More than thirty years before a pair of brothers named Wright made aviation history, another Wright duo was instrumental in changing baseball from a social-club pastime to a professional game. Baseball’s Wright brothers were George and Harry, cricket players who saw the future in the American game.
A cricket book opens our story. It is Felix on the Bat, a classic cricket instructional manual written and illustrated by the great Kent and All-England batsman of the 1840s, “N. Felix,” which was the pen name for Nicholas Wanostrocht. A copy was presented to Samuel Wright, father of Harry and George in 1858, on his Benefit Day at the St. George Cricket Club, Elysian Fields, Hoboken, where the English-born Sam was the cricket professional and Harry and George two of the key players (Harry by 1854, George beginning in 1861). George was eleven at the time his father received the book, and it is not clear when Sam passed it on to George, who wrote on the flyleaf: “This book I prize very highly as it was given to me by my Father in the year 1865. Often I have viewed its contents when a boy looking forward to some day to play the game of cricket well. G.W.”

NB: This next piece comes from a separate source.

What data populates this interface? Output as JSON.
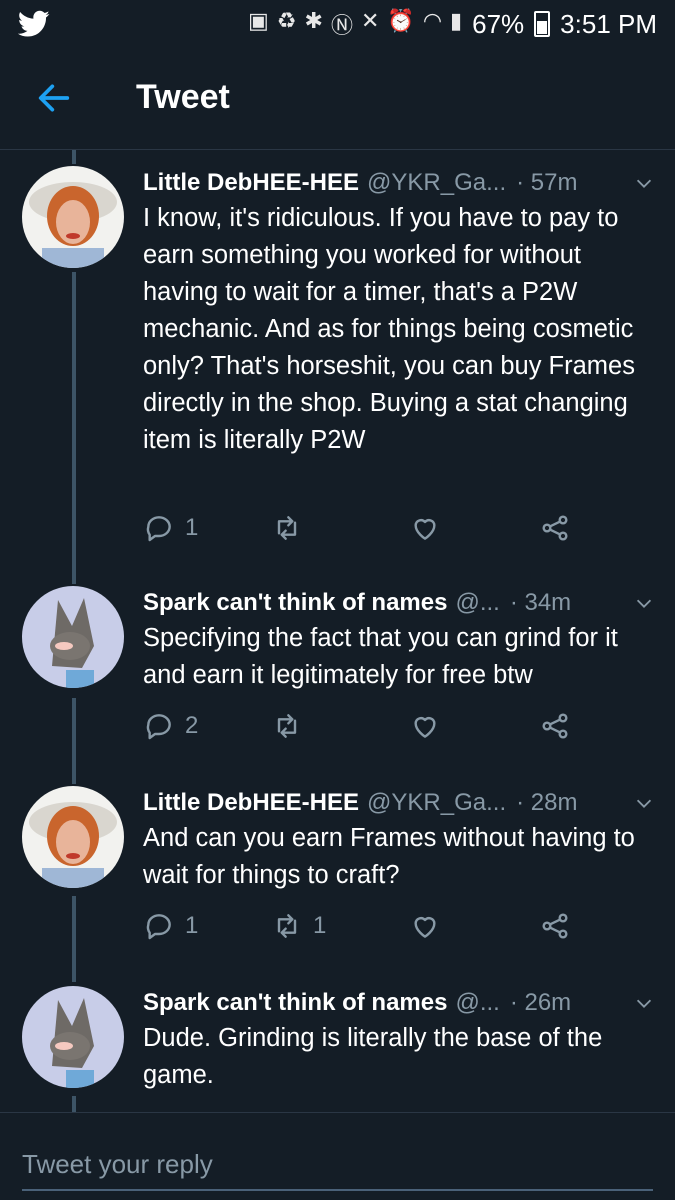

Read the full article here: http://ourgame.mlblogs.com/2014/12/01/baseballs-wright-brothers-and-the-cincinnati-red-stockings/
- “June 14, 1870: The Atlantic Storm: Red Stockings suffer first defeat” by Greg Rhodes
- Read more articles from SABR’s Inventing Baseball: The 100 Greatest Games of the 19th Century at the SABR Games Project
- Download your free copy of the SABR e-book, Inventing Baseball: The 100 Greatest Games of the 19th Century, edited by Bill Felber
Originally published: December 1, 2014. Last Updated: December 1, 2014.